- Work to be completed -
Extract, from the records beneath this instruction, each line that contains the word "icon".

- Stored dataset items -
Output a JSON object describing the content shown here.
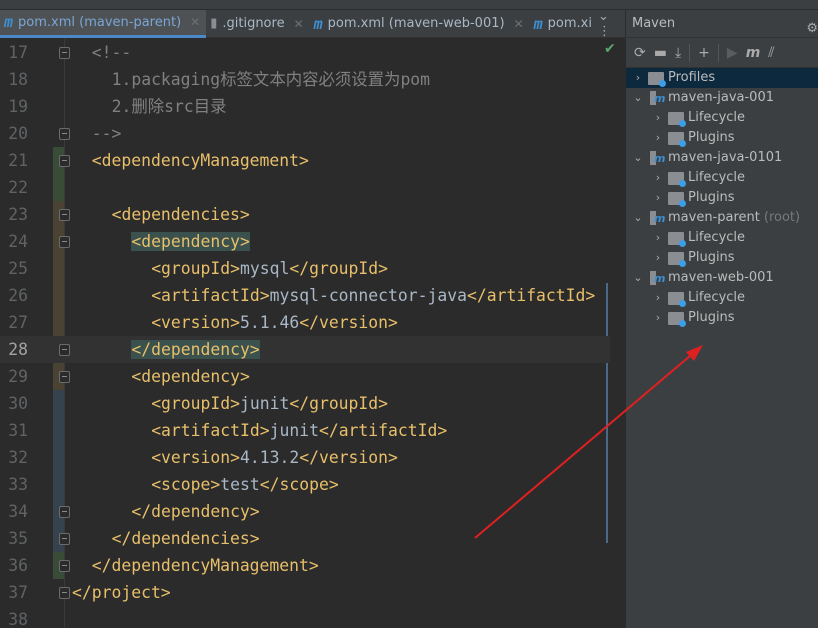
{
  "tabs": [
    {
      "label": "pom.xml (maven-parent)",
      "icon": "maven-icon",
      "active": true
    },
    {
      "label": ".gitignore",
      "icon": "file-icon",
      "active": false
    },
    {
      "label": "pom.xml (maven-web-001)",
      "icon": "maven-icon",
      "active": false
    },
    {
      "label": "pom.xi",
      "icon": "maven-icon",
      "active": false
    }
  ],
  "editor": {
    "lines": [
      {
        "n": "17",
        "indent": 1,
        "seg": [
          [
            "com",
            "<!--"
          ]
        ]
      },
      {
        "n": "18",
        "indent": 2,
        "seg": [
          [
            "com",
            "1.packaging标签文本内容必须设置为pom"
          ]
        ]
      },
      {
        "n": "19",
        "indent": 2,
        "seg": [
          [
            "com",
            "2.删除src目录"
          ]
        ]
      },
      {
        "n": "20",
        "indent": 1,
        "seg": [
          [
            "com",
            "-->"
          ]
        ]
      },
      {
        "n": "21",
        "indent": 1,
        "seg": [
          [
            "tag",
            "<dependencyManagement>"
          ]
        ]
      },
      {
        "n": "22",
        "indent": 0,
        "seg": []
      },
      {
        "n": "23",
        "indent": 2,
        "seg": [
          [
            "tag",
            "<dependencies>"
          ]
        ]
      },
      {
        "n": "24",
        "indent": 3,
        "seg": [
          [
            "tag hl",
            "<dependency>"
          ]
        ]
      },
      {
        "n": "25",
        "indent": 4,
        "seg": [
          [
            "tag",
            "<groupId>"
          ],
          [
            "txt",
            "mysql"
          ],
          [
            "tag",
            "</groupId>"
          ]
        ]
      },
      {
        "n": "26",
        "indent": 4,
        "seg": [
          [
            "tag",
            "<artifactId>"
          ],
          [
            "txt",
            "mysql-connector-java"
          ],
          [
            "tag",
            "</artifactId>"
          ]
        ]
      },
      {
        "n": "27",
        "indent": 4,
        "seg": [
          [
            "tag",
            "<version>"
          ],
          [
            "txt",
            "5.1.46"
          ],
          [
            "tag",
            "</version>"
          ]
        ]
      },
      {
        "n": "28",
        "indent": 3,
        "seg": [
          [
            "tag hl",
            "</dependency>"
          ]
        ]
      },
      {
        "n": "29",
        "indent": 3,
        "seg": [
          [
            "tag",
            "<dependency>"
          ]
        ]
      },
      {
        "n": "30",
        "indent": 4,
        "seg": [
          [
            "tag",
            "<groupId>"
          ],
          [
            "txt",
            "junit"
          ],
          [
            "tag",
            "</groupId>"
          ]
        ]
      },
      {
        "n": "31",
        "indent": 4,
        "seg": [
          [
            "tag",
            "<artifactId>"
          ],
          [
            "txt",
            "junit"
          ],
          [
            "tag",
            "</artifactId>"
          ]
        ]
      },
      {
        "n": "32",
        "indent": 4,
        "seg": [
          [
            "tag",
            "<version>"
          ],
          [
            "txt",
            "4.13.2"
          ],
          [
            "tag",
            "</version>"
          ]
        ]
      },
      {
        "n": "33",
        "indent": 4,
        "seg": [
          [
            "tag",
            "<scope>"
          ],
          [
            "txt",
            "test"
          ],
          [
            "tag",
            "</scope>"
          ]
        ]
      },
      {
        "n": "34",
        "indent": 3,
        "seg": [
          [
            "tag",
            "</dependency>"
          ]
        ]
      },
      {
        "n": "35",
        "indent": 2,
        "seg": [
          [
            "tag",
            "</dependencies>"
          ]
        ]
      },
      {
        "n": "36",
        "indent": 1,
        "seg": [
          [
            "tag",
            "</dependencyManagement>"
          ]
        ]
      },
      {
        "n": "37",
        "indent": 0,
        "seg": [
          [
            "tag",
            "</project>"
          ]
        ]
      },
      {
        "n": "38",
        "indent": 0,
        "seg": []
      }
    ],
    "current_line": "28"
  },
  "maven": {
    "title": "Maven",
    "toolbar": [
      "reload-icon",
      "add-folder-icon",
      "download-icon",
      "plus-icon",
      "run-icon",
      "maven-goal-icon",
      "toggle-offline-icon"
    ],
    "tree": [
      {
        "label": "Profiles",
        "level": 0,
        "expanded": false,
        "type": "profiles"
      },
      {
        "label": "maven-java-001",
        "level": 0,
        "expanded": true,
        "type": "project"
      },
      {
        "label": "Lifecycle",
        "level": 1,
        "expanded": false,
        "type": "folder"
      },
      {
        "label": "Plugins",
        "level": 1,
        "expanded": false,
        "type": "folder"
      },
      {
        "label": "maven-java-0101",
        "level": 0,
        "expanded": true,
        "type": "project"
      },
      {
        "label": "Lifecycle",
        "level": 1,
        "expanded": false,
        "type": "folder"
      },
      {
        "label": "Plugins",
        "level": 1,
        "expanded": false,
        "type": "folder"
      },
      {
        "label": "maven-parent",
        "suffix": "(root)",
        "level": 0,
        "expanded": true,
        "type": "project"
      },
      {
        "label": "Lifecycle",
        "level": 1,
        "expanded": false,
        "type": "folder"
      },
      {
        "label": "Plugins",
        "level": 1,
        "expanded": false,
        "type": "folder"
      },
      {
        "label": "maven-web-001",
        "level": 0,
        "expanded": true,
        "type": "project"
      },
      {
        "label": "Lifecycle",
        "level": 1,
        "expanded": false,
        "type": "folder"
      },
      {
        "label": "Plugins",
        "level": 1,
        "expanded": false,
        "type": "folder"
      }
    ]
  },
  "annotation": {
    "color": "#e02020"
  }
}
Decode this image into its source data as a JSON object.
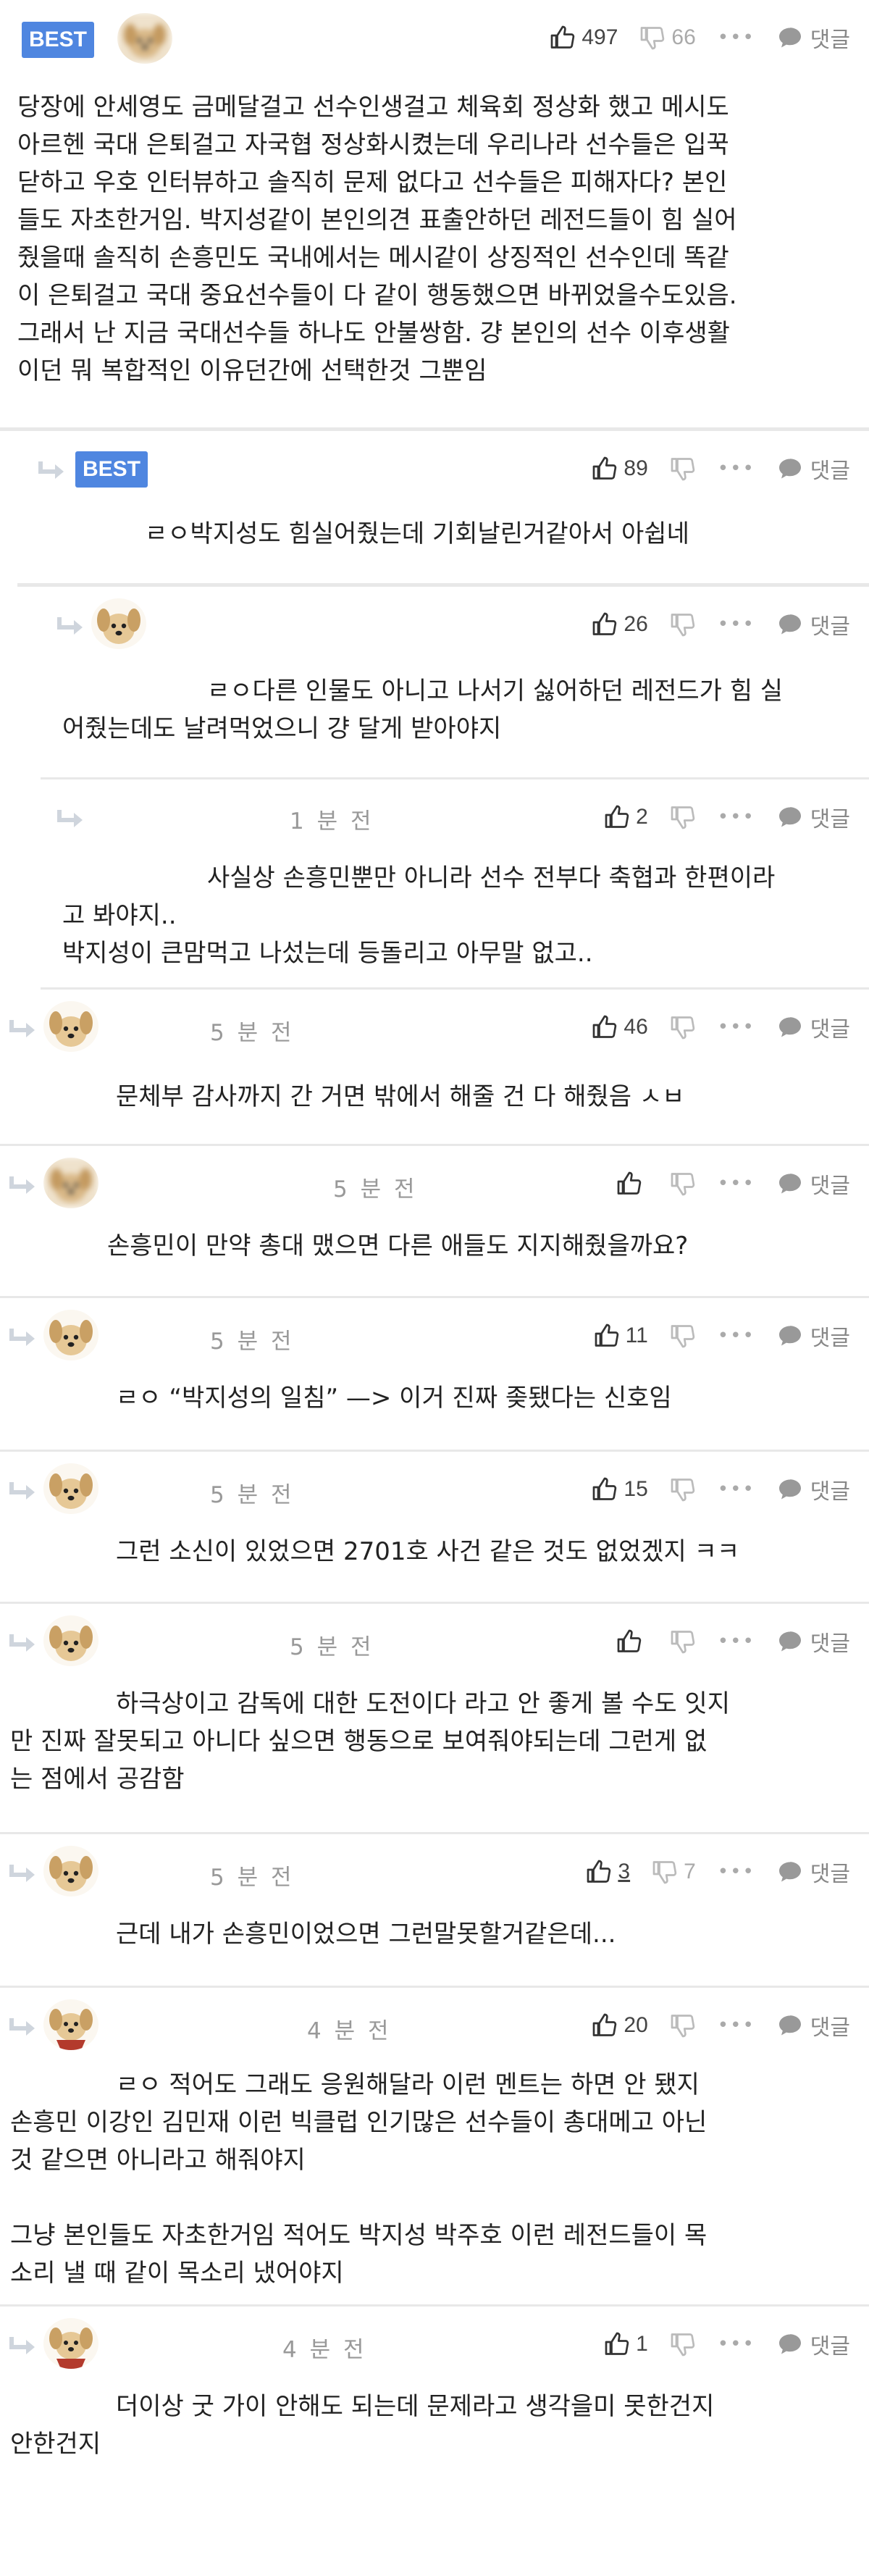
{
  "best_label": "BEST",
  "reply_label": "댓글",
  "more_label": "•••",
  "comments": [
    {
      "best": true,
      "up": "497",
      "down": "66",
      "text": "당장에 안세영도 금메달걸고 선수인생걸고 체육회 정상화 했고 메시도\n아르헨 국대 은퇴걸고 자국협 정상화시켰는데 우리나라 선수들은 입꾹\n닫하고 우호 인터뷰하고 솔직히 문제 없다고 선수들은 피해자다? 본인\n들도 자초한거임. 박지성같이 본인의견 표출안하던 레전드들이 힘 실어\n줬을때 솔직히 손흥민도 국내에서는 메시같이 상징적인 선수인데 똑같\n이 은퇴걸고 국대 중요선수들이 다 같이 행동했으면 바뀌었을수도있음.\n그래서 난 지금 국대선수들 하나도 안불쌍함. 걍 본인의 선수 이후생활\n이던 뭐 복합적인 이유던간에 선택한것 그뿐임"
    },
    {
      "best": true,
      "up": "89",
      "text": "ㄹㅇ박지성도 힘실어줬는데 기회날린거같아서 아쉽네"
    },
    {
      "up": "26",
      "text": "ㄹㅇ다른 인물도 아니고 나서기 싫어하던 레전드가 힘 실\n어줬는데도 날려먹었으니 걍 달게 받아야지"
    },
    {
      "time": "1 분 전",
      "up": "2",
      "text": "사실상 손흥민뿐만 아니라 선수 전부다 축협과 한편이라\n고 봐야지..\n박지성이 큰맘먹고 나섰는데 등돌리고 아무말 없고.."
    },
    {
      "time": "5 분 전",
      "up": "46",
      "text": "문체부 감사까지 간 거면 밖에서 해줄 건 다 해줬음 ㅅㅂ"
    },
    {
      "time": "5 분 전",
      "up": "",
      "text": "손흥민이 만약 총대 맸으면 다른 애들도 지지해줬을까요?"
    },
    {
      "time": "5 분 전",
      "up": "11",
      "text": "ㄹㅇ “박지성의 일침” —> 이거 진짜 좆됐다는 신호임"
    },
    {
      "time": "5 분 전",
      "up": "15",
      "text": "그런 소신이 있었으면 2701호 사건 같은 것도 없었겠지 ㅋㅋ"
    },
    {
      "time": "5 분 전",
      "up": "",
      "text": "하극상이고 감독에 대한 도전이다 라고 안 좋게 볼 수도 잇지\n만 진짜 잘못되고 아니다 싶으면 행동으로 보여줘야되는데 그런게 없\n는 점에서 공감함"
    },
    {
      "time": "5 분 전",
      "up": "3",
      "down": "7",
      "text": "근데 내가 손흥민이었으면 그런말못할거같은데..."
    },
    {
      "time": "4 분 전",
      "up": "20",
      "text": "ㄹㅇ 적어도 그래도 응원해달라 이런 멘트는 하면 안 됐지\n손흥민 이강인 김민재 이런 빅클럽 인기많은 선수들이 총대메고 아닌\n것 같으면 아니라고 해줘야지\n\n그냥 본인들도 자초한거임 적어도 박지성 박주호 이런 레전드들이 목\n소리 낼 때 같이 목소리 냈어야지"
    },
    {
      "time": "4 분 전",
      "up": "1",
      "text": "더이상 굿 가이 안해도 되는데 문제라고 생각을미 못한건지\n안한건지"
    }
  ]
}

- Result -
      "icon": "maven-icon",
      "icon": "file-icon",
      "icon": "maven-icon",
      "icon": "maven-icon",
      "reload-icon",
      "add-folder-icon",
      "download-icon",
      "plus-icon",
      "run-icon",
      "maven-goal-icon",
      "toggle-offline-icon"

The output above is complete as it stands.